- _Problem_: Within the data below, count the lines that include "HttpExample" and give only the count.
[Opening Material for this exercise section]
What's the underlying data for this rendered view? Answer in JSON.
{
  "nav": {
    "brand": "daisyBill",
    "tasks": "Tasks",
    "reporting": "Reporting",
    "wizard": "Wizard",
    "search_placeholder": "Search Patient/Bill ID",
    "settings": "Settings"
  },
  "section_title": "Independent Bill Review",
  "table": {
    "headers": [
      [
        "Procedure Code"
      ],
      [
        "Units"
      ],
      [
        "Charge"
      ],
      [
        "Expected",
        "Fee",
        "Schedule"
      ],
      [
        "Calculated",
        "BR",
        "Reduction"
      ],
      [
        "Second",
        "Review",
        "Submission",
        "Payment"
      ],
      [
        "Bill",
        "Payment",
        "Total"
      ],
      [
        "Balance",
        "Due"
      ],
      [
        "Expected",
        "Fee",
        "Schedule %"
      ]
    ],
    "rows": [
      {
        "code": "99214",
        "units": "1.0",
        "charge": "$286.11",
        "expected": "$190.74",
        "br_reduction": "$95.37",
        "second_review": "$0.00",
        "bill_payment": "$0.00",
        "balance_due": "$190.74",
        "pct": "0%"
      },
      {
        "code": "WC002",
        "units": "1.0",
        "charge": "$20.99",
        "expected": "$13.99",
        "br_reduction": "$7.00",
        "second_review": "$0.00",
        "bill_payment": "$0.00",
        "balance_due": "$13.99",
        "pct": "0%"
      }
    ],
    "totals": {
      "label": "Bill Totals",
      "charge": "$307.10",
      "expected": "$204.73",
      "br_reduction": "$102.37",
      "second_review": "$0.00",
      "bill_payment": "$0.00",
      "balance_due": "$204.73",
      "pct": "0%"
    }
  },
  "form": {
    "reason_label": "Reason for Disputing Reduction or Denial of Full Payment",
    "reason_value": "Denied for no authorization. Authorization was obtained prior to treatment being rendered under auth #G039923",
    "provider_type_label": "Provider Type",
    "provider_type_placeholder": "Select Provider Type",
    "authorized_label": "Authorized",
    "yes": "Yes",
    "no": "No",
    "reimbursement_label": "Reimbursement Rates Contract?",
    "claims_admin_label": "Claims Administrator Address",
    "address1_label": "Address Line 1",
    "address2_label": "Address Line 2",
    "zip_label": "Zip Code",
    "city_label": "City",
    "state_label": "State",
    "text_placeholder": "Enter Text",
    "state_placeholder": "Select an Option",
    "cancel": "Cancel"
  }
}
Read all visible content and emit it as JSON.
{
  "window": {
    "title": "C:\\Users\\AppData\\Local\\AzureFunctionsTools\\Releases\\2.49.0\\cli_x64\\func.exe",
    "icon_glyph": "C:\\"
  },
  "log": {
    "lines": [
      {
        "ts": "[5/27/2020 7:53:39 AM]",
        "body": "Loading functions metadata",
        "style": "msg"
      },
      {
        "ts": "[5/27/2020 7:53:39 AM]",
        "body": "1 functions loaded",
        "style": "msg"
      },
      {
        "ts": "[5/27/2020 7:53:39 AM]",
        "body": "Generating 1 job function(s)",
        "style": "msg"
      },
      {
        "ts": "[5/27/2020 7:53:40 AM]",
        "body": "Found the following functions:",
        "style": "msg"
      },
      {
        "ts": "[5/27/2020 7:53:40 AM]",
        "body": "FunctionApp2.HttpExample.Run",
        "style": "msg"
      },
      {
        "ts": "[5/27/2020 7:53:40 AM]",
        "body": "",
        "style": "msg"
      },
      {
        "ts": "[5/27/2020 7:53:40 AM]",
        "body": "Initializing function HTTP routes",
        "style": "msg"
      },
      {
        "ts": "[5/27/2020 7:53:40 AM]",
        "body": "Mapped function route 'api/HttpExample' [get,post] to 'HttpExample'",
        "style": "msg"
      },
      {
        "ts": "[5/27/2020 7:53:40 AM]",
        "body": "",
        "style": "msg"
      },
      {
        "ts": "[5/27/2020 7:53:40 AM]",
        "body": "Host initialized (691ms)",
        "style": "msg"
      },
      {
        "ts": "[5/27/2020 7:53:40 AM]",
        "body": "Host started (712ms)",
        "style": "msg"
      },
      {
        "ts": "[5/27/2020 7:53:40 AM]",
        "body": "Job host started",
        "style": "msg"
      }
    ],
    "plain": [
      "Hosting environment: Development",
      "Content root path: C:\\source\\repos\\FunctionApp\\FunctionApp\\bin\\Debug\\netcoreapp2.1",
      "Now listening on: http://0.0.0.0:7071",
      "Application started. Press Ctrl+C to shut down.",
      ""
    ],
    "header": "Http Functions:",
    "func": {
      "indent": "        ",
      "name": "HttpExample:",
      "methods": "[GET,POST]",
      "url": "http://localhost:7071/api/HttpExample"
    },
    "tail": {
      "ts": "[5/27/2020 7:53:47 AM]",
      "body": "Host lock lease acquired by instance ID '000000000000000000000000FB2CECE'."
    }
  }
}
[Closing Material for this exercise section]
- _Solution for this problem_: 4